Our community opened up further this year in connections with each other. In a collaboration initiated through TABridge, mobile experts Frontline SMS traveled to Ecuador to help Grupo Faro plan citizen-powered environmental monitoring. Network members Open Knowledge Foundation and the International Budget Partnership created a new web tool to unlock the data in the Open Budget Survey. Since the 2012 Bridging Session, Global Witness has launched a full digital strategy overhaul, working with myself, expert designers, and a highly inclusive number of their staff.
Openness in tech projects also means finding the tools and tactics to communicate complex issues for the greatest number of viewers.
Sometimes this can be as simple as drawing a vivid picture, as our members have seen demonstrated by fellow TABridge participant work YourBudgIt, who createbudget visualizations in Nigeria. Sometimes you can teach by gathering knowledge all in one place, for others to see, compare, and use—the spirit behind theOpenGovGuide.com, which presents a myriad of recommendations on technology, advocacy and collaboration for countries in the Open Government Partnership. A number of TABridge members contributed to the Guide, and our network grew further during the fall OGP summit and panel events.

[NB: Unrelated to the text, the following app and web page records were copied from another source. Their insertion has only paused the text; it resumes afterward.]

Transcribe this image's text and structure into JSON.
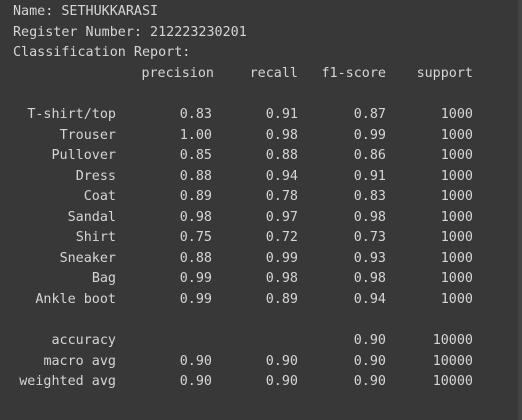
{
  "output": {
    "name_line": "Name: SETHUKKARASI",
    "register_line": "Register Number: 212223230201",
    "report_title": "Classification Report:",
    "headers": [
      "precision",
      "recall",
      "f1-score",
      "support"
    ],
    "rows": [
      {
        "label": "T-shirt/top",
        "precision": "0.83",
        "recall": "0.91",
        "f1": "0.87",
        "support": "1000"
      },
      {
        "label": "Trouser",
        "precision": "1.00",
        "recall": "0.98",
        "f1": "0.99",
        "support": "1000"
      },
      {
        "label": "Pullover",
        "precision": "0.85",
        "recall": "0.88",
        "f1": "0.86",
        "support": "1000"
      },
      {
        "label": "Dress",
        "precision": "0.88",
        "recall": "0.94",
        "f1": "0.91",
        "support": "1000"
      },
      {
        "label": "Coat",
        "precision": "0.89",
        "recall": "0.78",
        "f1": "0.83",
        "support": "1000"
      },
      {
        "label": "Sandal",
        "precision": "0.98",
        "recall": "0.97",
        "f1": "0.98",
        "support": "1000"
      },
      {
        "label": "Shirt",
        "precision": "0.75",
        "recall": "0.72",
        "f1": "0.73",
        "support": "1000"
      },
      {
        "label": "Sneaker",
        "precision": "0.88",
        "recall": "0.99",
        "f1": "0.93",
        "support": "1000"
      },
      {
        "label": "Bag",
        "precision": "0.99",
        "recall": "0.98",
        "f1": "0.98",
        "support": "1000"
      },
      {
        "label": "Ankle boot",
        "precision": "0.99",
        "recall": "0.89",
        "f1": "0.94",
        "support": "1000"
      }
    ],
    "summary": [
      {
        "label": "accuracy",
        "precision": "",
        "recall": "",
        "f1": "0.90",
        "support": "10000"
      },
      {
        "label": "macro avg",
        "precision": "0.90",
        "recall": "0.90",
        "f1": "0.90",
        "support": "10000"
      },
      {
        "label": "weighted avg",
        "precision": "0.90",
        "recall": "0.90",
        "f1": "0.90",
        "support": "10000"
      }
    ]
  }
}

Among our partners, we’re especially proud to single out the NGOs who completed mentoring projects with our team: Check My School in the Philippines, Directorio Legislativo in Argentina, Environmental Working Group in the U.S., Fairplay Alliance in Slovakia, INESC in Brazil, Ndifuna Ukwazi in South Africa, and Transparent Chennai in India.
To increase our impact through openness, we act as conveners, as information publishers, and as advocates for conversations that are based on trust. “I’ve always found hierarchical relationships problematic,” Dirk Slater wrote while reflecting on this year’s mentoring projects. “Where the mentorships excelled was when the mentor and mentee learned from each other.”
While technologists may focus on links between databases, and policy groups must push for links between laws and communities, our work as “bridgers” emphasizes links between people. And the best medium for these links is conversation itself. Our network fulfills its purpose if our conversations galvanize a “community of curious, competent, confident data users among NGOs and citizens.”
This year was a banner year for transparency as a rallying principle, from the debate over government surveillance to the new disclosure commitments from nationaland international leaders. Together with the older and newer members of our network, we believe a transparency community equipped with the proper tools can “enable millions to have their voices heard,” as former T/AI leader Martin Tisné wrote earlier this year.
However, as much as we welcome connections for community’s sake, our ultimate goal remains change in societies, not only in tech programs or practitioner groups. As our director Vanessa Herringshaw said during the OGP summit, the purpose of our collaborative momentum is to have “enough weight to push for change.”
The more people who share their knowledge and seek good conversations about technology for transparency, the greater our effect can be. We hope you’ll explore all the knowledge resources from TABridge and our network here on the site, and sign up to follow us through email, Twitter and Facebook.